• **To do**: Find the string "update" in the data, and copy out each line that has it.

• **Records for the task**:

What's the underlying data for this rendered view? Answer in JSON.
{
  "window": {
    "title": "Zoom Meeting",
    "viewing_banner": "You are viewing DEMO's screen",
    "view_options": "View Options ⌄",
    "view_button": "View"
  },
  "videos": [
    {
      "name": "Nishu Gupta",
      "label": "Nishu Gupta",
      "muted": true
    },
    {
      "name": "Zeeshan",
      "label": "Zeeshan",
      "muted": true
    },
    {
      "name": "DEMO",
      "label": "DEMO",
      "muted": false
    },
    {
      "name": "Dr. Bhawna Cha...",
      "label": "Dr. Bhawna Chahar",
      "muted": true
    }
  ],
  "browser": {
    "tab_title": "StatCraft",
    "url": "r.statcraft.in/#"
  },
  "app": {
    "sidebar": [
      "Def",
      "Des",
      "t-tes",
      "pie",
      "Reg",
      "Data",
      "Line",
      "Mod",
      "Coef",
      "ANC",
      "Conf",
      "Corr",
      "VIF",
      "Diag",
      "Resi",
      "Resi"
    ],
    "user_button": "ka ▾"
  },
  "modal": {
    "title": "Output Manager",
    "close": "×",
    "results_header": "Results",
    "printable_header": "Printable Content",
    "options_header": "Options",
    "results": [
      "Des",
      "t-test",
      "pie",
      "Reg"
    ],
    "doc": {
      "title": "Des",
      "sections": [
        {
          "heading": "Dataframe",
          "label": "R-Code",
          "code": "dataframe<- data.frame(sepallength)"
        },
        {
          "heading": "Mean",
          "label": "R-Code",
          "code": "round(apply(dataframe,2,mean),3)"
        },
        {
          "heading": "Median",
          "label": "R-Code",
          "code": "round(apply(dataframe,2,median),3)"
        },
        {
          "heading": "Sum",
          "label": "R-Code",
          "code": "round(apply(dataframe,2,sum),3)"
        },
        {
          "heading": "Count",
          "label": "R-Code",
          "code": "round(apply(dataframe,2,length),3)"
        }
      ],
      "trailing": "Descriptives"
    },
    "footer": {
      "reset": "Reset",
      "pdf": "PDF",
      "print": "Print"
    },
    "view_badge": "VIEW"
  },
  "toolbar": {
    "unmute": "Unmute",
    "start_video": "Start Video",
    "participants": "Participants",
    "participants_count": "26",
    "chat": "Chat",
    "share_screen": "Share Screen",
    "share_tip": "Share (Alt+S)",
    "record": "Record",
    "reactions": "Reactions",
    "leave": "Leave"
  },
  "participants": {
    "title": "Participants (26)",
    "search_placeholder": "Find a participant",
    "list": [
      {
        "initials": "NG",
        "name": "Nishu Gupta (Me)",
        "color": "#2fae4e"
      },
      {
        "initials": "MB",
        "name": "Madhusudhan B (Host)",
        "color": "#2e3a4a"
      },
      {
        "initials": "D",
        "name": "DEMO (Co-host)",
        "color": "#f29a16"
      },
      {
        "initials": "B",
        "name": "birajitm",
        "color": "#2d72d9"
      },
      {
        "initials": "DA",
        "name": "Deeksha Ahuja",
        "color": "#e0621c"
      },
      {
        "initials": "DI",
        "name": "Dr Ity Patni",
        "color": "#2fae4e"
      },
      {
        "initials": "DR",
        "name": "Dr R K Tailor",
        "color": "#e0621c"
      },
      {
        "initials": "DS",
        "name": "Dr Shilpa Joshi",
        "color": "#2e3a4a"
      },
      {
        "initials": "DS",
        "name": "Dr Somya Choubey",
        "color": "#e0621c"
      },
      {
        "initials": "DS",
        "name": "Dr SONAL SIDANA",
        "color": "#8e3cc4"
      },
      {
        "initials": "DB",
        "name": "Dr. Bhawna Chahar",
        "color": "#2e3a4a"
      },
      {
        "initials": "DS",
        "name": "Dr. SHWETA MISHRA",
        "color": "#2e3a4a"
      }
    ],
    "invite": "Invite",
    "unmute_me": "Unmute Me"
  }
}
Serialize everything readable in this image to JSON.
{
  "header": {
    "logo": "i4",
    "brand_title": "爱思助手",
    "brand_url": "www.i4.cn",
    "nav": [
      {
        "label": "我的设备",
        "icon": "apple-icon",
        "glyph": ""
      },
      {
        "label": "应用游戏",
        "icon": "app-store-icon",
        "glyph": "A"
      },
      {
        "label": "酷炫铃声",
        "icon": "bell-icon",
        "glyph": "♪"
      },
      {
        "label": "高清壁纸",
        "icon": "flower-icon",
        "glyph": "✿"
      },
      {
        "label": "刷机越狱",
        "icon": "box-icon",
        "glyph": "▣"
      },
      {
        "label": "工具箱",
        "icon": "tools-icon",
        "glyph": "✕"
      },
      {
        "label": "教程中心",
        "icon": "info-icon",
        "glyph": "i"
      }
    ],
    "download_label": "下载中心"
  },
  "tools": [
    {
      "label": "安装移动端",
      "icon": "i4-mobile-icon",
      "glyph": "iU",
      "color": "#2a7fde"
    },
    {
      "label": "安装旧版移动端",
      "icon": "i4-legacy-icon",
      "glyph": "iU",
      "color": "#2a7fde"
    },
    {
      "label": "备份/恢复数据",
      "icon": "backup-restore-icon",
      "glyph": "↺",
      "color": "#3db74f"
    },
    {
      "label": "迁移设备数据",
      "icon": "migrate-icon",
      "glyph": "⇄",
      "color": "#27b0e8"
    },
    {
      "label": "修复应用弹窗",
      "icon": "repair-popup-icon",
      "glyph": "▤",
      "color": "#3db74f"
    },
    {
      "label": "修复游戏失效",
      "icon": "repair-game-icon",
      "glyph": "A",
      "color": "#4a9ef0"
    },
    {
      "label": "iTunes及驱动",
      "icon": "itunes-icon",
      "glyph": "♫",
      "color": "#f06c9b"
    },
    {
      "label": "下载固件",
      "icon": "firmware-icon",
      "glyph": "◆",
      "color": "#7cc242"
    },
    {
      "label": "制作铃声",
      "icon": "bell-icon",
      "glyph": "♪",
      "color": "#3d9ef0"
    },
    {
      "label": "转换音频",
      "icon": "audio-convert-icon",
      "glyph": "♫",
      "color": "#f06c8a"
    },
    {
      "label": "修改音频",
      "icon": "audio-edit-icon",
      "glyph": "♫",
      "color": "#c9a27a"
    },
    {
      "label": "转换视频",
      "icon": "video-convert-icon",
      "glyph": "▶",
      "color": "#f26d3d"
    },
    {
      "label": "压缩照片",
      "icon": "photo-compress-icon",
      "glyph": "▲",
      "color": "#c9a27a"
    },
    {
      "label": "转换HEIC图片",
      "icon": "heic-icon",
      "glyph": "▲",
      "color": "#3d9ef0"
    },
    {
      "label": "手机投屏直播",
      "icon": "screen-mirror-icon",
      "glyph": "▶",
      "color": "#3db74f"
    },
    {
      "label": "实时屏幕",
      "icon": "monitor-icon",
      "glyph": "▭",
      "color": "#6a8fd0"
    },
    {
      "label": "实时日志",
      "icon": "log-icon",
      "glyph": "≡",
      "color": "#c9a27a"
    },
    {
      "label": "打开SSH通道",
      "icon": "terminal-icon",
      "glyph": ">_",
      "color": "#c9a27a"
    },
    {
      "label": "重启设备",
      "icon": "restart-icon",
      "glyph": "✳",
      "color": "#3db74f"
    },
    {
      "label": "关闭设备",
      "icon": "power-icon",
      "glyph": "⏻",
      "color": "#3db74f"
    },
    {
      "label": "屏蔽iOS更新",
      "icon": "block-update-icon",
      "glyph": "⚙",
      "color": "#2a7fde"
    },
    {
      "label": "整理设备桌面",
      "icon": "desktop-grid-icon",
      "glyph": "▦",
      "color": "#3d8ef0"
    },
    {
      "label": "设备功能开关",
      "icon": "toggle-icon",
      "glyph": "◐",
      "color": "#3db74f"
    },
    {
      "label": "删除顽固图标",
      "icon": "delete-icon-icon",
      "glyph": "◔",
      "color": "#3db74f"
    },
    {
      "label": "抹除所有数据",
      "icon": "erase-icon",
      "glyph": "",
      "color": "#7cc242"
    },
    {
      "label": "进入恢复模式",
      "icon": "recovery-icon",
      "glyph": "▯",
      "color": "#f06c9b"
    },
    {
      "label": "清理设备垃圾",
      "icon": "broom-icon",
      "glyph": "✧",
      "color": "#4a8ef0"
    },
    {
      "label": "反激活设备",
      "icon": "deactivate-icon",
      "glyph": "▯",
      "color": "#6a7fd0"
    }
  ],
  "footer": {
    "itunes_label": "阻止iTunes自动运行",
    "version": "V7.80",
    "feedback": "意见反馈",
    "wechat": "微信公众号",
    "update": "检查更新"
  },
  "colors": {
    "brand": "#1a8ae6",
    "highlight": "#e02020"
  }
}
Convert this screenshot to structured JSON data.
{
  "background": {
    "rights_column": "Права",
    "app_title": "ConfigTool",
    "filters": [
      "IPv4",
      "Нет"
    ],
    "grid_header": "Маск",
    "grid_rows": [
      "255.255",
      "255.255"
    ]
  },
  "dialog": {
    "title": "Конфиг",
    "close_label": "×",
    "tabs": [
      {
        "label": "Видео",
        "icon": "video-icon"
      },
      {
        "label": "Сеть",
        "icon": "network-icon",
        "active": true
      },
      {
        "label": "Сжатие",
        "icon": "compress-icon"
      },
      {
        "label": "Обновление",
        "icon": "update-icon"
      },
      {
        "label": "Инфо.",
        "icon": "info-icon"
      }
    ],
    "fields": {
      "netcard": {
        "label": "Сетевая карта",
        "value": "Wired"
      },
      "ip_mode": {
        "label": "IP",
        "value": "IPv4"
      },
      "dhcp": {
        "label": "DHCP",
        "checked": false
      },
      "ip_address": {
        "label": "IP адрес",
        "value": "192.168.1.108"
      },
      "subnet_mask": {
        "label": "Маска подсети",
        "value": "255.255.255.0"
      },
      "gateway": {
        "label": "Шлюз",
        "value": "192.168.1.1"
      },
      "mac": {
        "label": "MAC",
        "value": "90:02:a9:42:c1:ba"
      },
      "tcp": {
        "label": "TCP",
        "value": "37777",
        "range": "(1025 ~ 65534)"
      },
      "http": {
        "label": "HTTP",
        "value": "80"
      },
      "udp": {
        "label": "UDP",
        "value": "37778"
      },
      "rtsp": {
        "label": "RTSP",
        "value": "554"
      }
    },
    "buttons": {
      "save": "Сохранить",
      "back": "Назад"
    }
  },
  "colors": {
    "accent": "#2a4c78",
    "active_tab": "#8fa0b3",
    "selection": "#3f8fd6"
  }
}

• **Final answer**:
      "icon": "block-update-icon",
    "update": "检查更新"
        "icon": "update-icon"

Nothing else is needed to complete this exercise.